However, looking back I notice that my greatest leaps of personal development in life have always taken place far away from the “community” I hold so dear. It has only been in leaving home that I have learned (and re-learned) my most essential life lesson, which is that I am actually the architect of my community. I source, connect and build the creative-generous-feminist-coffee-slinging-kale-eating-dance-party-having-drake-obsessed community of my dreams wherever I go. It’s in me.
That is a hard lesson for people – for me – to remember because unless you’re evolved as fuck, you get attached to things. And people. You get reliant. You forget that you were the one who found those people, those places, all that stuff in the first place.
But travel is about so much more than escapism. It’s about challenging yourself to be uncomfortable for a little while. To live without your stuff, your people, your places. To see the same world, through the same eyes, but a new perspective.

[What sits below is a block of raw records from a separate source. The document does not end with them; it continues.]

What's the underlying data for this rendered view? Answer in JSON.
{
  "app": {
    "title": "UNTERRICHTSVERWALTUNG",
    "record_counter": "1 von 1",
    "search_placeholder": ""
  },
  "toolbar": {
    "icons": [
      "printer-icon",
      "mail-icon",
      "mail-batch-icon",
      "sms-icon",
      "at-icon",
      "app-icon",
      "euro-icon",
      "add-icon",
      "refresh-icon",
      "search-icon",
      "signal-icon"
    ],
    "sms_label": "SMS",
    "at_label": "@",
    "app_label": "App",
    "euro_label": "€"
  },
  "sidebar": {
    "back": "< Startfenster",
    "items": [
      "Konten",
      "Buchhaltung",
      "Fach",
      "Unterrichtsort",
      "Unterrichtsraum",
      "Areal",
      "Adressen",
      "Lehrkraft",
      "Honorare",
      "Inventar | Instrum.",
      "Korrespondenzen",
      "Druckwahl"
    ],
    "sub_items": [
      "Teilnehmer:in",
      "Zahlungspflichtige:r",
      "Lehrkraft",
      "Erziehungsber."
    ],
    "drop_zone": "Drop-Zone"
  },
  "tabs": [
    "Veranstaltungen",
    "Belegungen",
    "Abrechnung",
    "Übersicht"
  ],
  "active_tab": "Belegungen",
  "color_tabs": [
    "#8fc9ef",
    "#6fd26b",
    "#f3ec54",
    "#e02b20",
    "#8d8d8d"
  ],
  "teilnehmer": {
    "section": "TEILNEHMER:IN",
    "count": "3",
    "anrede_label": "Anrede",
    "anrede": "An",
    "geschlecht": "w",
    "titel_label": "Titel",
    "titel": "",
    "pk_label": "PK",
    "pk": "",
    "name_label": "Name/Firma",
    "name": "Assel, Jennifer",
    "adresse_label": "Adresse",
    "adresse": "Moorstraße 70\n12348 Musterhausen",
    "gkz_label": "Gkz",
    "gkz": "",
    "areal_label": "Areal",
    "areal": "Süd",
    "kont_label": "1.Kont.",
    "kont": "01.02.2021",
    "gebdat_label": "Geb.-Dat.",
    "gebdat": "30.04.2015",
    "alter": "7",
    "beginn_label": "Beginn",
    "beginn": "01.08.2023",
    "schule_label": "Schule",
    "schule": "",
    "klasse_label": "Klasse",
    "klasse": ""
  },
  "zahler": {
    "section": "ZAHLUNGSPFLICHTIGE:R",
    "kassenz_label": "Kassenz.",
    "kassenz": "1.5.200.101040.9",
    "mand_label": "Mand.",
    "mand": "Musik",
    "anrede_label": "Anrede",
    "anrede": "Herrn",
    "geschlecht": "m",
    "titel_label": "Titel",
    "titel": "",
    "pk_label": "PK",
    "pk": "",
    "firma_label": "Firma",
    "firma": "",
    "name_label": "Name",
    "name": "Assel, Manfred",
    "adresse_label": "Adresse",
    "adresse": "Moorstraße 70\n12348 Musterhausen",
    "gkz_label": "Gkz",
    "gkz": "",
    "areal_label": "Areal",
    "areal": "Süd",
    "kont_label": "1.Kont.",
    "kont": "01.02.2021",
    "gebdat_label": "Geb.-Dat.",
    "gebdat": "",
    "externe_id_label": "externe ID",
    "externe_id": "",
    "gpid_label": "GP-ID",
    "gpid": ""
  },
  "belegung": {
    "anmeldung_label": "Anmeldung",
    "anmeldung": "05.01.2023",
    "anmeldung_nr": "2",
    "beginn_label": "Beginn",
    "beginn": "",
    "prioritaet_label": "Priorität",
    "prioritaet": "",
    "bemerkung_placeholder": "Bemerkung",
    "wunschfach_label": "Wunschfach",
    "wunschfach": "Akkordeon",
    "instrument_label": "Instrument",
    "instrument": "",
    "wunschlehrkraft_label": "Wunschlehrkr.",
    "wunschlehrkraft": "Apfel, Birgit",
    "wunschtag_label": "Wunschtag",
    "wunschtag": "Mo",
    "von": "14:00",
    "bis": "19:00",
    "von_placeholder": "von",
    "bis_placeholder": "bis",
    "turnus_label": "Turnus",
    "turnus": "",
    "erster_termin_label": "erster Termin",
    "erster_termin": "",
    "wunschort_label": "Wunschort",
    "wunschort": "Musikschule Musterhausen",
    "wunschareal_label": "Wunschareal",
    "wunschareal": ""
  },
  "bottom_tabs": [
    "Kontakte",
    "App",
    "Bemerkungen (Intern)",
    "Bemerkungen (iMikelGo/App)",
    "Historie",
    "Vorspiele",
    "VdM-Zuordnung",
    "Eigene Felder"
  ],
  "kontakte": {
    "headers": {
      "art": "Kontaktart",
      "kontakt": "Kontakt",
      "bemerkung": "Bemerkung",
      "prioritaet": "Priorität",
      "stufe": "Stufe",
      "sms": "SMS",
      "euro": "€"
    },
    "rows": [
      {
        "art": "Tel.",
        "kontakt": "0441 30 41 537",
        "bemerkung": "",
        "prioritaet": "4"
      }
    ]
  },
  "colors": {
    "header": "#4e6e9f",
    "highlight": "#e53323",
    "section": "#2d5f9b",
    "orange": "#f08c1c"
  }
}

On this particular trip I learned that even though I didn’t know it, I was desperately in need of a hammock, a dear friend, 16 hours in a hot car, a plate of barbeque, a Steve Earle concert and bright orange trailer lovingly referred to as “Sparton Manor.”